Those wishing to obtain an immigrant or non-immigrant U.S. Visa may have one more hurdle. The State Department has proposed asking additional questions about applicants’ social media information, including user names and email addresses dating back five years. Approximately 14 million travelers would be affected by the new proposals with another 700,000 affected in the immigration system.
Although the U.S. had already toughened visa scrutiny by requesting up to 15 years of social media history from applicants suspected to represent a national security threat, that policy targeted a much smaller number of international travelers to the US, about 65,000 or 0.5% of all applicants.
The new rules would demand that applicants list a five-year history of social media handles, email addresses, telephone numbers, a record of international travel, and any previous immigration issues.
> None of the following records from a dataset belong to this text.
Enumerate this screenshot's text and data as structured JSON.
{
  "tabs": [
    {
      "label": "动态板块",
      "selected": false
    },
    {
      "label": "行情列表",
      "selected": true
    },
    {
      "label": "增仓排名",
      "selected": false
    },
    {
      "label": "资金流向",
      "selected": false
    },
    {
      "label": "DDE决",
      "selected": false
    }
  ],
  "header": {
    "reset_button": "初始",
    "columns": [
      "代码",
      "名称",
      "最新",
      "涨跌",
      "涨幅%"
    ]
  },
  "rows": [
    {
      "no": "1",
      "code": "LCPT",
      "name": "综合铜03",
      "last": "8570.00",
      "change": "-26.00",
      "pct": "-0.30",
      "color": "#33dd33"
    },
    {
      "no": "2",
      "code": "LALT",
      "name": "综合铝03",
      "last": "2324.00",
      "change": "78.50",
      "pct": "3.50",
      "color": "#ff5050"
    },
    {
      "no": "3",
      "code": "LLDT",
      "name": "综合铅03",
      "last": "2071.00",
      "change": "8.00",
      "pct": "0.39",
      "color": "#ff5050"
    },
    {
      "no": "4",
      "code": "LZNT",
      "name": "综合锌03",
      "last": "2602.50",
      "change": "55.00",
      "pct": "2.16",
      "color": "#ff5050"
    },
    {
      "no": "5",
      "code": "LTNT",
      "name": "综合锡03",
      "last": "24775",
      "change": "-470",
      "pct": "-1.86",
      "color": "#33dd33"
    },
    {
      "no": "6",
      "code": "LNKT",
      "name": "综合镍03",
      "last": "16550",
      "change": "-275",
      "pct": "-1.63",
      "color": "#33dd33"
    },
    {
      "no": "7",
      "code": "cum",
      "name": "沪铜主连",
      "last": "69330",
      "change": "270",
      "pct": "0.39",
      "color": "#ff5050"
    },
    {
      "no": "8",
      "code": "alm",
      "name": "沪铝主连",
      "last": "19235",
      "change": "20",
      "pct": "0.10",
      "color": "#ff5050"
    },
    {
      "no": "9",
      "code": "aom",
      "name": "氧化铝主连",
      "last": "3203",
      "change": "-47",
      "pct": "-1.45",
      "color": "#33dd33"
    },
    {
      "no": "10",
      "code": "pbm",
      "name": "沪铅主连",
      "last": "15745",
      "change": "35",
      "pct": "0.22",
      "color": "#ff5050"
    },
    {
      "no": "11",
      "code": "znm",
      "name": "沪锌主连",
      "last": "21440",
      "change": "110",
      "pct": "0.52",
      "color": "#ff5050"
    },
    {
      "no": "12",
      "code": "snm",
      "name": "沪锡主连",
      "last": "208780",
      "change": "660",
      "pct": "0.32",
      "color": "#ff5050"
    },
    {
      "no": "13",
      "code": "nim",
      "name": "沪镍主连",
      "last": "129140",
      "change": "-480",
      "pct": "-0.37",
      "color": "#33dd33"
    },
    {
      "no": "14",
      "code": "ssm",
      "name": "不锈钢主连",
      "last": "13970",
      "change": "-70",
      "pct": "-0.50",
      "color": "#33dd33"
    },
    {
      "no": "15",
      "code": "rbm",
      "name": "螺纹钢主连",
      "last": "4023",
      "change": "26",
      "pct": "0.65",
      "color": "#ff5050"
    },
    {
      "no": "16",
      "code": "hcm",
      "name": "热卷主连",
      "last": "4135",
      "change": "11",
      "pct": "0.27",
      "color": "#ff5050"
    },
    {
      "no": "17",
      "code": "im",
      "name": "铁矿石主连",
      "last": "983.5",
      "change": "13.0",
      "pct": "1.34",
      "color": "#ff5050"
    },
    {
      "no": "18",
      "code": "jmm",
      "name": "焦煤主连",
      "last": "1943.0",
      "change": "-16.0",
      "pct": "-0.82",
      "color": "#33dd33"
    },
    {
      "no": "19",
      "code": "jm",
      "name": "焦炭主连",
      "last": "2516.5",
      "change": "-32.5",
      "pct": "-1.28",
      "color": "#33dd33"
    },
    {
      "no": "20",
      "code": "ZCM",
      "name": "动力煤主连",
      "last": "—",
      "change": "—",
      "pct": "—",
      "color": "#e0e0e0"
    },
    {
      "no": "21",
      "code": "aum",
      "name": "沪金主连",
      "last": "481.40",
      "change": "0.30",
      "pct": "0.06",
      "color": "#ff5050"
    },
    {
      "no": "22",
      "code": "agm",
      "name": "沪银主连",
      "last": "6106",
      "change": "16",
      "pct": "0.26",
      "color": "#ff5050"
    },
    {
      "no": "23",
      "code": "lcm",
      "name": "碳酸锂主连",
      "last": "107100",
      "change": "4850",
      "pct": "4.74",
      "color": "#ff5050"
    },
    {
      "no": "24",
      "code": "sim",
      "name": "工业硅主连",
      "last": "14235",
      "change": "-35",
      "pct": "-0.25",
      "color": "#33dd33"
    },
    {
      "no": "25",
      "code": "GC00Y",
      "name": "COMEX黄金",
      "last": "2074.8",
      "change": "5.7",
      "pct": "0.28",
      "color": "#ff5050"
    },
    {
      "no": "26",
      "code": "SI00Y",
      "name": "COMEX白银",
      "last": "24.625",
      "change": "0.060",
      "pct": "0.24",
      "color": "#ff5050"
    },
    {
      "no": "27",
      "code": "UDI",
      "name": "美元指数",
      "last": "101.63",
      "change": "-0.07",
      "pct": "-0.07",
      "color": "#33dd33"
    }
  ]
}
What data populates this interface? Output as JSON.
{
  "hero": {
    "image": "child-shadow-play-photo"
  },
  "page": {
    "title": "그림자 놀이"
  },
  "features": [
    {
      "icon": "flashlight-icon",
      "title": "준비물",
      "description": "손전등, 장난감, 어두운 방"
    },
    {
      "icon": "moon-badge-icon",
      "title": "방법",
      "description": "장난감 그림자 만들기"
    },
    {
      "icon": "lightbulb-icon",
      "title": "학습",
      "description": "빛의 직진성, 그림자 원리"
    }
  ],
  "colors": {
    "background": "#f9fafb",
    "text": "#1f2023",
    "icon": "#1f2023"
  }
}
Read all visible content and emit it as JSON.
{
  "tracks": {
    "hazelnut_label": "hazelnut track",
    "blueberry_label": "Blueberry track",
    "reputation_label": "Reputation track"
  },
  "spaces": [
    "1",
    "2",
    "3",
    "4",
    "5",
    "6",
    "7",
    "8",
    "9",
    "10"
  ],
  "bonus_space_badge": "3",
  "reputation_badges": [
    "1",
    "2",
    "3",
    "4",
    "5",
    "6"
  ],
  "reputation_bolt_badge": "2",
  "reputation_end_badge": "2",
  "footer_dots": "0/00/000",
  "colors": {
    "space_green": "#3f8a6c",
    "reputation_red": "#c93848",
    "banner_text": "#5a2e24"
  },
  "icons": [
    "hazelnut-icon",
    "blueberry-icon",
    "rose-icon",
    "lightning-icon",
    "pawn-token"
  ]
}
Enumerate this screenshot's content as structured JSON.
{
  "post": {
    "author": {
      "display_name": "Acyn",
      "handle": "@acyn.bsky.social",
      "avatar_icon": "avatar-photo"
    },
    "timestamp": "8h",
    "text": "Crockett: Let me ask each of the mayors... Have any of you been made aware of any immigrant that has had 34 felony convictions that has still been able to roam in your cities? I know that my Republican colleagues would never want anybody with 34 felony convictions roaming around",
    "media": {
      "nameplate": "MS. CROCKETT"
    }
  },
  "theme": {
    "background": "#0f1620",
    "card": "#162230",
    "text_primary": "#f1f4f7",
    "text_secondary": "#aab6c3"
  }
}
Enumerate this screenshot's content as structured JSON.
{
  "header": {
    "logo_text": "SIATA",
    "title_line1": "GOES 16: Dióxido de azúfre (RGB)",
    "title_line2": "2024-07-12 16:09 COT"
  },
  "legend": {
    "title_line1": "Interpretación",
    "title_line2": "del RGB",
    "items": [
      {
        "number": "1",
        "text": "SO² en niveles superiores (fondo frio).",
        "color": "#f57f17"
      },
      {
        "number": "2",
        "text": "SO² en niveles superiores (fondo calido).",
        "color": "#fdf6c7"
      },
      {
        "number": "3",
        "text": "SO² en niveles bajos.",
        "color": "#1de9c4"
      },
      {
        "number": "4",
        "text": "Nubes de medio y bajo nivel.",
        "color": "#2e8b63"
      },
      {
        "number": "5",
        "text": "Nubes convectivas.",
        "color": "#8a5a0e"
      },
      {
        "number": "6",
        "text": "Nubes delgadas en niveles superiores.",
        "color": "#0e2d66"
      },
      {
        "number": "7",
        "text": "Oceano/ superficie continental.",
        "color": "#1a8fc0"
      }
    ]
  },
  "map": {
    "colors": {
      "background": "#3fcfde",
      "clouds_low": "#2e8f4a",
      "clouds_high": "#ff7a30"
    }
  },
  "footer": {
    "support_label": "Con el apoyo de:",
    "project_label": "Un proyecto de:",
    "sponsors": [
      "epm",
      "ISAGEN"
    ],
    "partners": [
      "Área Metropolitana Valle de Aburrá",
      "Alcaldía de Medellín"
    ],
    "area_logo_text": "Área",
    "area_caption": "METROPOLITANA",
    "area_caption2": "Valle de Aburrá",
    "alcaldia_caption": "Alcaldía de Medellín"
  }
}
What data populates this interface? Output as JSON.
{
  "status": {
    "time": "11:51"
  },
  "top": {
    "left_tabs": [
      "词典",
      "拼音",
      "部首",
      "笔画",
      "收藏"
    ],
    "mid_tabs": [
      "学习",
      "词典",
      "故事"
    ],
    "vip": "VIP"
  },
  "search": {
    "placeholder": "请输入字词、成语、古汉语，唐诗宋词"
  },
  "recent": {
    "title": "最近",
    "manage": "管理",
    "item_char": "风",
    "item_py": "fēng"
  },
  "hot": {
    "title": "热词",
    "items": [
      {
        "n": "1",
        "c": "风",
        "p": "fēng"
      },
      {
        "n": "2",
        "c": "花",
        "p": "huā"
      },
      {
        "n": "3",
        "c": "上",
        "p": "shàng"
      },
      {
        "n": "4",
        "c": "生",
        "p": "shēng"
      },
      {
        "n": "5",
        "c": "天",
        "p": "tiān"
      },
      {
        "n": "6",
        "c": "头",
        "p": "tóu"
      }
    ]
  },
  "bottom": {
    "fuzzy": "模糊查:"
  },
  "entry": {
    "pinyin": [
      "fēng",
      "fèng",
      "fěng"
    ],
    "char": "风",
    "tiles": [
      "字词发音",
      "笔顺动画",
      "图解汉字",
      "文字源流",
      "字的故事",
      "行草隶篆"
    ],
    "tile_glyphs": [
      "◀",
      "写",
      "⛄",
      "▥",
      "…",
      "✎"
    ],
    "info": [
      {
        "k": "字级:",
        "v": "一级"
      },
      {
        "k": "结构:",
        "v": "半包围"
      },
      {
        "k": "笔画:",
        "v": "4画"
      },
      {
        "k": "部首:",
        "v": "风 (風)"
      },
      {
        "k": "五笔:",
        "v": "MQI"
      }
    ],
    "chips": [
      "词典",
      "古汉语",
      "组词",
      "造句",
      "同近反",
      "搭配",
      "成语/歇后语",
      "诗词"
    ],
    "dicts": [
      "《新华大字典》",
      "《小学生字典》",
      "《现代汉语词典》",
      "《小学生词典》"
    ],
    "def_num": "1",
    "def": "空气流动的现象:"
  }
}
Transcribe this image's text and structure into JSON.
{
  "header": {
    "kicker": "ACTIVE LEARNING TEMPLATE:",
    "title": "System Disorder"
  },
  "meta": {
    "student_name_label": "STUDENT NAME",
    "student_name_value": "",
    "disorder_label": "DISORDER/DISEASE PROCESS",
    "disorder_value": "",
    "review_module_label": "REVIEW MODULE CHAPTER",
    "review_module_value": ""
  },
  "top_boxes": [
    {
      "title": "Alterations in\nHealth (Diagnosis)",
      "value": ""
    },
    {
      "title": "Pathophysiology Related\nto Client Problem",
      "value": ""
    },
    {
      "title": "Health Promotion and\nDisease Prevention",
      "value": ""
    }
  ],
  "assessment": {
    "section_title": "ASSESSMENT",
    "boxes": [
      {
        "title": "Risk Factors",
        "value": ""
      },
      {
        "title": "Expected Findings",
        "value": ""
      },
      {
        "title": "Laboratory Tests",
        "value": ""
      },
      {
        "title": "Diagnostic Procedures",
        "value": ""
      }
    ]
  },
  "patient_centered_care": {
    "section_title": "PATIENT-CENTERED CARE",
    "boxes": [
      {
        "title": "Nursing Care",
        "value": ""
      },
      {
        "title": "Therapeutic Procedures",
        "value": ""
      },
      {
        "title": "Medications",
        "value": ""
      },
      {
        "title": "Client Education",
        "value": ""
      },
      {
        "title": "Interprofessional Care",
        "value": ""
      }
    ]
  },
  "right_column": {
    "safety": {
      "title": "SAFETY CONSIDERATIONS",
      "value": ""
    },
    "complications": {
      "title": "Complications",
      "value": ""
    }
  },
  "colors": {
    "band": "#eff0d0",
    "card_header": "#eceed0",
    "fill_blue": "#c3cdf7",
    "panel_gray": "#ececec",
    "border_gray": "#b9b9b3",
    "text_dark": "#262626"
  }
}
Those applying for a visa could also have to answer questions about family ties to terrorism.
The proposal will undergo a 60-day public comment period before it can be approved by the Office of Management and Budget. Since President Trump took office, legal immigration has seen a stream of new measures that have bogged down the process of obtaining visas.
If approved, the new requirements could cause a backlog of work for visa approval, creating a longer waiting period between application and approval/denial. Some travel experts worry that the extended requirements could dissuade a portion of U.S. travel altogether, fearing that those travelers may opt for easier locations rather than exhaustively list five years’ worth of history.
The department said the proposals are part of a broader effort by the Trump administration to implement “extreme vetting” on immigration.
An applicant’s refusal to provide social media history could not be used as the exclusive reason to deny a visa.
The 60-day public comment period for the proposed changes began March 30.